The second thought that bubbled up like a small ephemeral sphere of mountain air appearing at the surface of a sulfurous rank tar pit was the following: So inextricable how deeply beautiful and wonderful, and at the same moment sad and terrible, the world can be. Each of these two extremes is capable of feeling deeply blinding to the point of apparent absolutism. Thus for some is suicide the solution to depression, to briefly cite an example. The fact that these extremes are capable of occurring simultaneously, or even of being experienced in the same instant, defies human reason and rationality. Memories of the 'Sorrows of Young Werthe' come now, unbidden, to the mind.
The third thought: In the time that it takes to write these words, someone has been killed or hurt with malicious intent in an atrocious and brutal manner, and in this same brief period of time someone has been loved or has loved with epic selfless passion and purity of heart. Realization of the truth of this synchronicity, it seems to me, leads to a vision of beauty great enough to bring a tear to the eye of even the stoniest and statuesque of solemn stoics.
The final: If I had loved and never been hurt, or been hurt but had never loved, I would say let the universe persist with its infinite and infinitely random and chaotic collection of possibilities and impossibilities indefinitely. But in both worlds have I dreamt and raged and thus I say let it all come to an end - disintegration, collapse, ruin - without reason or warning (as it will); I welcome it with a smile and a sigh.

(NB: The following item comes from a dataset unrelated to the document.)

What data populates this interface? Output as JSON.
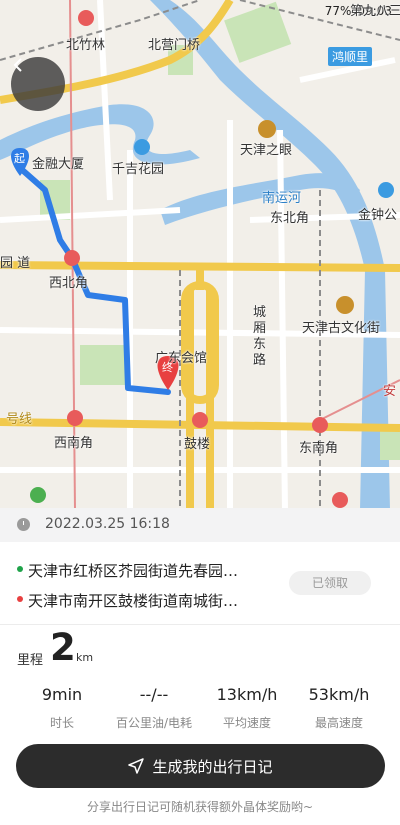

Because of the unavoidable fact that transferring thoughts to words can only be done in a progression from one letter to the next, and from one word to the next - the simple process of which thus creating the illusion of a beginning, a middle, and an end - it seems that the above four thoughts arose in the order that they are now posed. Upon reflecting, however, I really can't claim that the thoughts didn't all occur in the same instant, a small microcosm of synchronicity, serving as a model, perhaps, for the thoughts of all mankind.